**Your assignment**
Figure out the number of lines in the entries that hold the string "nattachment", then give that number and nothing else.

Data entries
_ _ _ _ _ _ _

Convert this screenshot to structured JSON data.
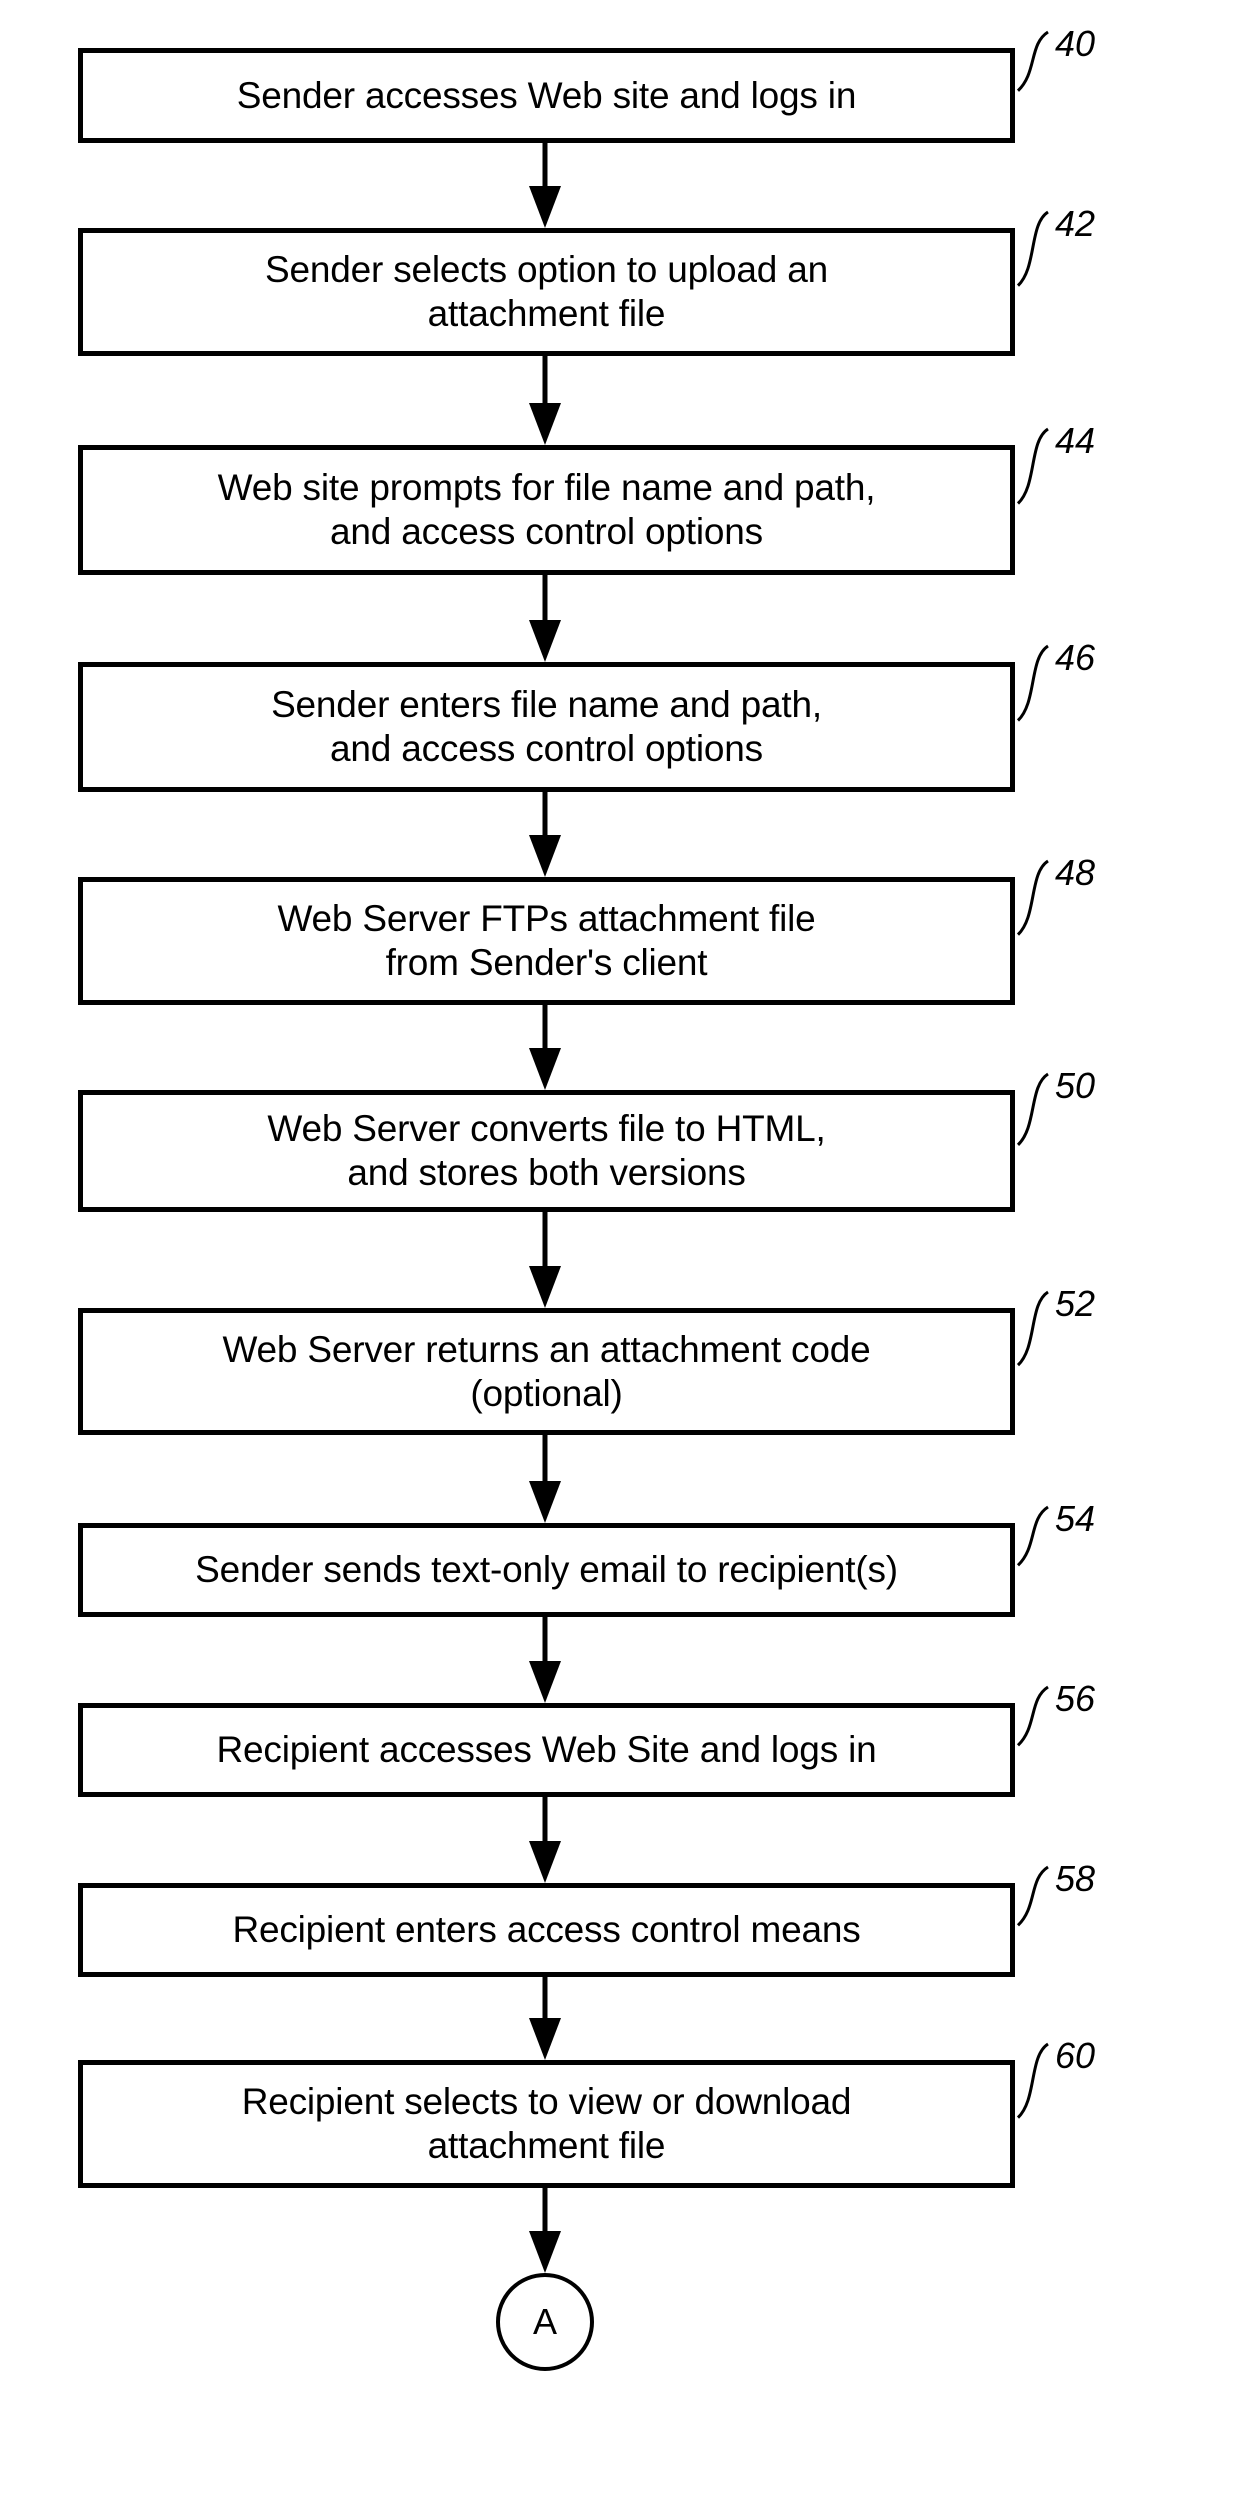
{
  "figure": {
    "type": "flowchart",
    "steps": [
      {
        "ref": "40",
        "text": "Sender accesses Web site and logs in"
      },
      {
        "ref": "42",
        "text": "Sender selects option to upload an\nattachment file"
      },
      {
        "ref": "44",
        "text": "Web site prompts for file name and path,\nand access control options"
      },
      {
        "ref": "46",
        "text": "Sender enters file name and path,\nand access control options"
      },
      {
        "ref": "48",
        "text": "Web Server FTPs attachment file\nfrom Sender's client"
      },
      {
        "ref": "50",
        "text": "Web Server converts file to HTML,\nand stores both versions"
      },
      {
        "ref": "52",
        "text": "Web Server returns an attachment code\n(optional)"
      },
      {
        "ref": "54",
        "text": "Sender sends text-only email to recipient(s)"
      },
      {
        "ref": "56",
        "text": "Recipient accesses Web Site and logs in"
      },
      {
        "ref": "58",
        "text": "Recipient enters access control means"
      },
      {
        "ref": "60",
        "text": "Recipient selects to view or download\nattachment file"
      }
    ],
    "connector": {
      "label": "A"
    },
    "colors": {
      "ink": "#000000",
      "paper": "#ffffff"
    }
  }
}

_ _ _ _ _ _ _

**Answer below**
2